Of course, when you hear someone in the media commentariat opining about Netflix, they’re making estimates too. I’m thinking specifically of hyperbolic talk about Netflix on podcasts by so many reviewers or opinion makers. They’re making estimates of Netflix’s size, power and reach, just not explicitly.
But because they don’t have an actual estimate, they use their gut. And often that gut goes wild. By some of the discussion, you’d think Netflix was 100% of TV viewing in the United States.

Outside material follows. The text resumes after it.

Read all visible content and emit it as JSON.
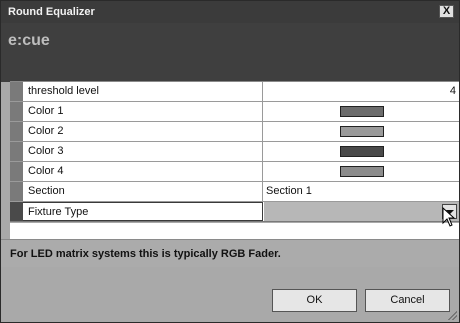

Meanwhile, there is a strategic rationale for making this type of estimate. Especially if you work in a strategy or content planning or marketing or any role in the business of studio, production company, streamer or network. If you don’t know how well your competitors are doing, you can’t properly plan. Unfortunately, I’ve seen more firms that don’t make well grounded estimates than firms doing proper competitive analysis.
So I fill in the gap. For free!
Evidence/Arguments Against My Thesis
Here’s is another great public service I provide that separates me from some other media analysts: I’m willing to criticize my own work! How rare is that?
Kids viewing vs Non-Kids Viewing
A huge variable this analysis doesn’t/can’t account for is kids viewership. Kids are such a small portion of the audience that they won’t crack Nielsen’s time specific viewership. This has historically been true on broadcast and cable too.
Yet, as others like Richard Rushfield have speculated before, a huge portion of Netflix viewership is kid driven. Even has high as 60%. Traditional TV, I don’t believe, has ever seen viewership percentages that are that large. Which could throw off the entire comparison I’m making.
All of which would imply that my argument that “Netflix is a broadcast channel” is too generous. I assume that Netflix’s percentage of all streaming TV viewership is the same as its percentage of all primetime viewership. If Netflix over-indexes on kids viewership, then it’s percentage of primetime viewership would go down.
Without more data, though, we can’t know either way.
Or the Reverse: Netflix Has Higher Primetime Viewership
This is another argument I saw. Basically, some folks thought Netflix actually does better with adults so the day-part to primetime analysis doesn’t make sense. I couldn’t find any any data to support that, but the great thing about my estimates is if you want to tweak them, you can.
How Do Sports Impact This Analysis?
It does and doesn’t.
(This great comment from the excellent sports mind Steve Dittmore asking this question:
Yes, a TON of broadcast ratings are due to sports. Here’s the top 15 highest rated shows in broadcast from last year:
It’s a lot of viewing. 26 of the top 50 shows in primetime were sports. And you can see the orders of magnitude higher viewership for something like the Super Bowl. Unfortunately, I don’t have the specific Nielsen data to answer this question for Steve.
On the other hand, Netflix doesn’t have sports. Which means it will never get these ratings in the first place. That’s a potential advantage fro DAZN or ESPN+ to get mindshare for Netflix. (In other words, it’s hard to become TV without sports or news.)
This Data is Out of Date From a Pre-Coronavirus World
True and sort of irrelevant as far as I can see. If you told me a vaccine was delivered by aliens tomorrow, and you wanted to know how viewership would look post-lockdowns, I’d rather have data from before the lockdowns started than during them. It’s more representative of what a viewership world will look like after the fact.
Also, why certain industries are gaining during lockdowns, it appears as if the market leaders are actually gaining less than their smaller competitors. In shopping, Target, Walmart and Shopify users are up more than Amazon. And it looks like Disney+, Hulu, linear viewing and Prime Video are up more than Netflix in terms of overall growth.